— Records supplied —
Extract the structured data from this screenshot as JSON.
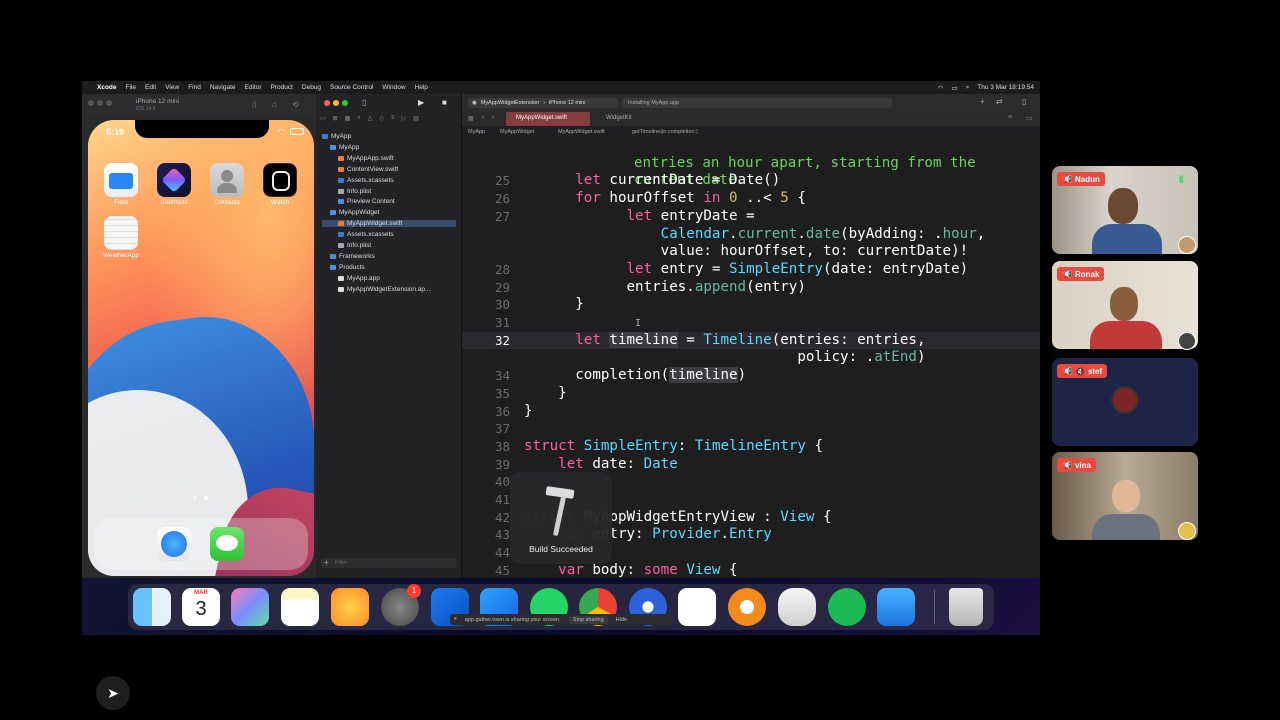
{
  "menubar": {
    "app_name": "Xcode",
    "items": [
      "File",
      "Edit",
      "View",
      "Find",
      "Navigate",
      "Editor",
      "Product",
      "Debug",
      "Source Control",
      "Window",
      "Help"
    ],
    "datetime": "Thu 3 Mar  18:19:54"
  },
  "simulator": {
    "device_title": "iPhone 12 mini",
    "subtitle": "iOS 14.5",
    "phone_time": "6:19",
    "apps": [
      {
        "label": "Files",
        "icon": "files-icon"
      },
      {
        "label": "Shortcuts",
        "icon": "shortcuts-icon"
      },
      {
        "label": "Contacts",
        "icon": "contacts-icon"
      },
      {
        "label": "Watch",
        "icon": "watch-icon"
      },
      {
        "label": "WeatherApp",
        "icon": "weatherapp-icon"
      }
    ],
    "dock_apps": [
      "safari-icon",
      "messages-icon"
    ]
  },
  "xcode": {
    "scheme": "MyAppWidgetExtension",
    "destination": "iPhone 12 mini",
    "status": "Installing MyApp.app",
    "tab_active": "MyAppWidget.swift",
    "tab_other": "WidgetKit",
    "jumpbar": [
      "MyApp",
      "MyAppWidget",
      "MyAppWidget.swift",
      "getTimeline(in:completion:)"
    ],
    "navigator": [
      {
        "label": "MyApp",
        "indent": 0,
        "kind": "project"
      },
      {
        "label": "MyApp",
        "indent": 1,
        "kind": "folder"
      },
      {
        "label": "MyAppApp.swift",
        "indent": 2,
        "kind": "file"
      },
      {
        "label": "ContentView.swift",
        "indent": 2,
        "kind": "file"
      },
      {
        "label": "Assets.xcassets",
        "indent": 2,
        "kind": "asset"
      },
      {
        "label": "Info.plist",
        "indent": 2,
        "kind": "plist"
      },
      {
        "label": "Preview Content",
        "indent": 2,
        "kind": "folder"
      },
      {
        "label": "MyAppWidget",
        "indent": 1,
        "kind": "folder"
      },
      {
        "label": "MyAppWidget.swift",
        "indent": 2,
        "kind": "file",
        "selected": true
      },
      {
        "label": "Assets.xcassets",
        "indent": 2,
        "kind": "asset"
      },
      {
        "label": "Info.plist",
        "indent": 2,
        "kind": "plist"
      },
      {
        "label": "Frameworks",
        "indent": 1,
        "kind": "folder"
      },
      {
        "label": "Products",
        "indent": 1,
        "kind": "folder"
      },
      {
        "label": "MyApp.app",
        "indent": 2,
        "kind": "app"
      },
      {
        "label": "MyAppWidgetExtension.ap...",
        "indent": 2,
        "kind": "app"
      }
    ],
    "filter_placeholder": "Filter",
    "build_status": "Build Succeeded"
  },
  "code": {
    "comment_line1": "entries an hour apart, starting from the",
    "comment_line2": "current date.",
    "lines": [
      {
        "n": "25"
      },
      {
        "n": "26"
      },
      {
        "n": "27"
      },
      {
        "n": ""
      },
      {
        "n": "28"
      },
      {
        "n": "29"
      },
      {
        "n": "30"
      },
      {
        "n": "31"
      },
      {
        "n": "32"
      },
      {
        "n": ""
      },
      {
        "n": "34"
      },
      {
        "n": "35"
      },
      {
        "n": "36"
      },
      {
        "n": "37"
      },
      {
        "n": "38"
      },
      {
        "n": "39"
      },
      {
        "n": "40"
      },
      {
        "n": "41"
      },
      {
        "n": "42"
      },
      {
        "n": "43"
      },
      {
        "n": "44"
      },
      {
        "n": "45"
      }
    ]
  },
  "screen_share": {
    "text": "app.gather.town is sharing your screen.",
    "stop": "Stop sharing",
    "hide": "Hide"
  },
  "dock": {
    "calendar_month": "MAR",
    "calendar_day": "3",
    "badge": "1"
  },
  "participants": [
    {
      "name": "Nadun",
      "muted": false
    },
    {
      "name": "Ronak",
      "muted": false
    },
    {
      "name": "stef",
      "muted": true
    },
    {
      "name": "vina",
      "muted": false
    }
  ],
  "colors": {
    "keyword": "#fc5fa3",
    "type": "#5dd8ff",
    "comment": "#6bd55b",
    "tag": "#e94a3f"
  }
}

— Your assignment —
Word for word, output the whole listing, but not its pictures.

— Reply —
Extract the structured data from this screenshot as JSON.
{
  "menubar": {
    "app_name": "Xcode",
    "items": [
      "File",
      "Edit",
      "View",
      "Find",
      "Navigate",
      "Editor",
      "Product",
      "Debug",
      "Source Control",
      "Window",
      "Help"
    ],
    "datetime": "Thu 3 Mar  18:19:54"
  },
  "simulator": {
    "device_title": "iPhone 12 mini",
    "subtitle": "iOS 14.5",
    "phone_time": "6:19",
    "apps": [
      {
        "label": "Files",
        "icon": "files-icon"
      },
      {
        "label": "Shortcuts",
        "icon": "shortcuts-icon"
      },
      {
        "label": "Contacts",
        "icon": "contacts-icon"
      },
      {
        "label": "Watch",
        "icon": "watch-icon"
      },
      {
        "label": "WeatherApp",
        "icon": "weatherapp-icon"
      }
    ],
    "dock_apps": [
      "safari-icon",
      "messages-icon"
    ]
  },
  "xcode": {
    "scheme": "MyAppWidgetExtension",
    "destination": "iPhone 12 mini",
    "status": "Installing MyApp.app",
    "tab_active": "MyAppWidget.swift",
    "tab_other": "WidgetKit",
    "jumpbar": [
      "MyApp",
      "MyAppWidget",
      "MyAppWidget.swift",
      "getTimeline(in:completion:)"
    ],
    "navigator": [
      {
        "label": "MyApp",
        "indent": 0,
        "kind": "project"
      },
      {
        "label": "MyApp",
        "indent": 1,
        "kind": "folder"
      },
      {
        "label": "MyAppApp.swift",
        "indent": 2,
        "kind": "file"
      },
      {
        "label": "ContentView.swift",
        "indent": 2,
        "kind": "file"
      },
      {
        "label": "Assets.xcassets",
        "indent": 2,
        "kind": "asset"
      },
      {
        "label": "Info.plist",
        "indent": 2,
        "kind": "plist"
      },
      {
        "label": "Preview Content",
        "indent": 2,
        "kind": "folder"
      },
      {
        "label": "MyAppWidget",
        "indent": 1,
        "kind": "folder"
      },
      {
        "label": "MyAppWidget.swift",
        "indent": 2,
        "kind": "file",
        "selected": true
      },
      {
        "label": "Assets.xcassets",
        "indent": 2,
        "kind": "asset"
      },
      {
        "label": "Info.plist",
        "indent": 2,
        "kind": "plist"
      },
      {
        "label": "Frameworks",
        "indent": 1,
        "kind": "folder"
      },
      {
        "label": "Products",
        "indent": 1,
        "kind": "folder"
      },
      {
        "label": "MyApp.app",
        "indent": 2,
        "kind": "app"
      },
      {
        "label": "MyAppWidgetExtension.ap...",
        "indent": 2,
        "kind": "app"
      }
    ],
    "filter_placeholder": "Filter",
    "build_status": "Build Succeeded"
  },
  "code": {
    "comment_line1": "entries an hour apart, starting from the",
    "comment_line2": "current date.",
    "lines": [
      {
        "n": "25"
      },
      {
        "n": "26"
      },
      {
        "n": "27"
      },
      {
        "n": ""
      },
      {
        "n": "28"
      },
      {
        "n": "29"
      },
      {
        "n": "30"
      },
      {
        "n": "31"
      },
      {
        "n": "32"
      },
      {
        "n": ""
      },
      {
        "n": "34"
      },
      {
        "n": "35"
      },
      {
        "n": "36"
      },
      {
        "n": "37"
      },
      {
        "n": "38"
      },
      {
        "n": "39"
      },
      {
        "n": "40"
      },
      {
        "n": "41"
      },
      {
        "n": "42"
      },
      {
        "n": "43"
      },
      {
        "n": "44"
      },
      {
        "n": "45"
      }
    ]
  },
  "screen_share": {
    "text": "app.gather.town is sharing your screen.",
    "stop": "Stop sharing",
    "hide": "Hide"
  },
  "dock": {
    "calendar_month": "MAR",
    "calendar_day": "3",
    "badge": "1"
  },
  "participants": [
    {
      "name": "Nadun",
      "muted": false
    },
    {
      "name": "Ronak",
      "muted": false
    },
    {
      "name": "stef",
      "muted": true
    },
    {
      "name": "vina",
      "muted": false
    }
  ],
  "colors": {
    "keyword": "#fc5fa3",
    "type": "#5dd8ff",
    "comment": "#6bd55b",
    "tag": "#e94a3f"
  }
}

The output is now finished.